While nearly a dozen student groups protested what they felt were unfair allocations, the Student Association Senate voted in favor of the 2002-2003 allocations bill after a three-and-half-hour meeting Tuesday. The resolution, which SA President Phil Robinson, despite reservations, is expected to sign, allocated more than $218,000 to 135 registered student groups.
A University bailout of a $50,000 SA budget shortfall allowed the SA to allocate $19,000 more funds than last year.
“I feel good that (most) groups weren’t upset with their allocations,” SA Executive Vice President Eric Daleo said. He said he remembers more than 50 groups complaining about allocations two years ago.
Only one group protested their allocation at last year’s Senate allocation meeting, according to Hatchet articles.
The SA attempted to give most groups a 5 percent boost from last year’s allocation, said Sen. Dan Moss (SBPM-U), chair of the Finance Committee. The Finance Committee determined allocations two weeks ago after student groups submitted detailed budgets from last year and planned spending for the upcoming year.
The Medical Center Student Council and Student Bar Association received the largest allocations with $32,550 and $24,045, respectively. While the MCSC and SBA are both responsible for student groups within the Medical and Law schools, they are both allocated funds from the general SA.
However, SBA leaders said they feel their allocation is unfair, noting they are receiving 56 percent of what they put into the SA through the $1-per-credit fee. Law students are receiving less than two thirds of the $42,585 they put into SA accounts, while the MCSC is receiving more than 2,000 additional dollars than they contribute.
“It just doesn’t make sense that we’d get back (a little more) than half of what we gave,” SBA President Zach Ellis said.
Moss defended the MCSC allocation being higher than SBA’s, noting that undergraduate and graduate students in the School of Public Health benefit from Medical School events.
Other student groups that attended Tuesday’s meeting said they were worried the SA would lower their funding following Sen. Mark Hershfield’s (G-Law) threats to “cut the fat out of bloated student organizations” like the College Democrats and Republicans, who are receiving $9,450 each.

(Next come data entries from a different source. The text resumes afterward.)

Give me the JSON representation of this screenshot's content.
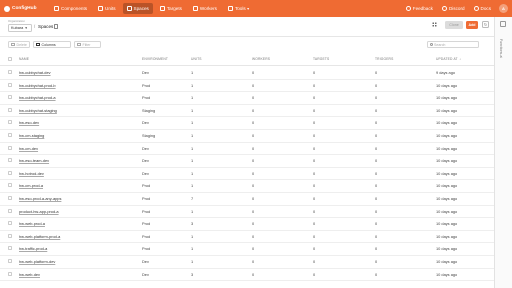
{
  "header": {
    "app_name": "ConfigHub",
    "nav": [
      {
        "label": "Components",
        "icon": "components-icon",
        "active": false
      },
      {
        "label": "Units",
        "icon": "units-icon",
        "active": false
      },
      {
        "label": "Spaces",
        "icon": "spaces-icon",
        "active": true
      },
      {
        "label": "Targets",
        "icon": "targets-icon",
        "active": false
      },
      {
        "label": "Workers",
        "icon": "workers-icon",
        "active": false
      },
      {
        "label": "Tools",
        "icon": "tools-icon",
        "active": false,
        "has_dropdown": true
      }
    ],
    "right": {
      "feedback": "Feedback",
      "discord": "Discord",
      "docs": "Docs",
      "avatar_initial": "A"
    },
    "accent_color": "#ef6b33"
  },
  "breadcrumb": {
    "org_label": "Organization",
    "org_value": "Kubara",
    "separator": "/",
    "current": "Spaces"
  },
  "actions": {
    "clone_label": "Clone",
    "add_label": "Add"
  },
  "side_panel": {
    "label": "Functions-ai"
  },
  "toolbar": {
    "delete_label": "Delete",
    "columns_label": "Columns",
    "filter_label": "Filter",
    "search_placeholder": "Search"
  },
  "table": {
    "headers": {
      "name": "NAME",
      "environment": "ENVIRONMENT",
      "units": "UNITS",
      "workers": "WORKERS",
      "targets": "TARGETS",
      "triggers": "TRIGGERS",
      "updated": "UPDATED AT"
    },
    "rows": [
      {
        "name": "hw-cubbychat-dev",
        "environment": "Dev",
        "units": "1",
        "workers": "0",
        "targets": "0",
        "triggers": "0",
        "updated": "9 days ago"
      },
      {
        "name": "hw-cubbychat-prod-b",
        "environment": "Prod",
        "units": "1",
        "workers": "0",
        "targets": "0",
        "triggers": "0",
        "updated": "10 days ago"
      },
      {
        "name": "hw-cubbychat-prod-a",
        "environment": "Prod",
        "units": "1",
        "workers": "0",
        "targets": "0",
        "triggers": "0",
        "updated": "10 days ago"
      },
      {
        "name": "hw-cubbychat-staging",
        "environment": "Staging",
        "units": "1",
        "workers": "0",
        "targets": "0",
        "triggers": "0",
        "updated": "10 days ago"
      },
      {
        "name": "hw-eso-dev",
        "environment": "Dev",
        "units": "1",
        "workers": "0",
        "targets": "0",
        "triggers": "0",
        "updated": "10 days ago"
      },
      {
        "name": "hw-cm-staging",
        "environment": "Staging",
        "units": "1",
        "workers": "0",
        "targets": "0",
        "triggers": "0",
        "updated": "10 days ago"
      },
      {
        "name": "hw-cm-dev",
        "environment": "Dev",
        "units": "1",
        "workers": "0",
        "targets": "0",
        "triggers": "0",
        "updated": "10 days ago"
      },
      {
        "name": "hw-eso-team-dev",
        "environment": "Dev",
        "units": "1",
        "workers": "0",
        "targets": "0",
        "triggers": "0",
        "updated": "10 days ago"
      },
      {
        "name": "hw-hotrod-dev",
        "environment": "Dev",
        "units": "1",
        "workers": "0",
        "targets": "0",
        "triggers": "0",
        "updated": "10 days ago"
      },
      {
        "name": "hw-cm-prod-a",
        "environment": "Prod",
        "units": "1",
        "workers": "0",
        "targets": "0",
        "triggers": "0",
        "updated": "10 days ago"
      },
      {
        "name": "hw-eso-prod-a-any-apps",
        "environment": "Prod",
        "units": "7",
        "workers": "0",
        "targets": "0",
        "triggers": "0",
        "updated": "10 days ago"
      },
      {
        "name": "product-hw-app-prod-a",
        "environment": "Prod",
        "units": "1",
        "workers": "0",
        "targets": "0",
        "triggers": "0",
        "updated": "10 days ago"
      },
      {
        "name": "hw-web-prod-a",
        "environment": "Prod",
        "units": "3",
        "workers": "0",
        "targets": "0",
        "triggers": "0",
        "updated": "10 days ago"
      },
      {
        "name": "hw-web-platform-prod-a",
        "environment": "Prod",
        "units": "1",
        "workers": "0",
        "targets": "0",
        "triggers": "0",
        "updated": "10 days ago"
      },
      {
        "name": "hw-traffic-prod-a",
        "environment": "Prod",
        "units": "1",
        "workers": "0",
        "targets": "0",
        "triggers": "0",
        "updated": "10 days ago"
      },
      {
        "name": "hw-web-platform-dev",
        "environment": "Dev",
        "units": "1",
        "workers": "0",
        "targets": "0",
        "triggers": "0",
        "updated": "10 days ago"
      },
      {
        "name": "hw-web-dev",
        "environment": "Dev",
        "units": "3",
        "workers": "0",
        "targets": "0",
        "triggers": "0",
        "updated": "10 days ago"
      }
    ]
  }
}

The executive boards of both the College Democrats and Republicans attended and spoke at the meeting in an effort to avoid a funding cut.
“We very happy with the planned allocations, we just hope they won’t be changed,” said CR Treasurer Bryan O’Keefe.
Moss and other members of the Senate said organizations can use co-sponsorships and mid-year evaluations to make up for student group budget shortfalls.
At midyear, the Finance Committee meets again with student groups to reassess the funds appropriated earlier in the year and decide whether to increase or decrease funding. Student groups can also approach the SA throughout the year for additional money, known as co-sponsorship funds, for specific events. The SA left more than $101,000 in the co-sponsorship budget.
The Finance Committee uses proposed budgets, rather than the quality of programming or size of individual student groups to determine allocations for the year. If groups spend more than 66 percent of their budget they receive the standard 5 percent increase, between 66 percent and 33 percent organizations receive no increase, and if they spend less than one third of their budget they receive a five percent budget decrease, Moss said.
“There’s just no way we can arbitrarily decided that one group’s pizza party is better than another group’s pizza party,” Moss said.
WRGW leaders also complained about their allocation, which saw the SA cutting their budget in half, to $4,725, from last year’s initial allocation of $8,500.
Station General Manager Brett Kaplan said the severe cut in funding would seriously damage the station’s ability to produce content. Assistant Music Director Josh Pearl went on further to say during the SA Senate’s pubic comment session that the station “needs new equipment to maintain the professionalism required to work with record labels and artists.”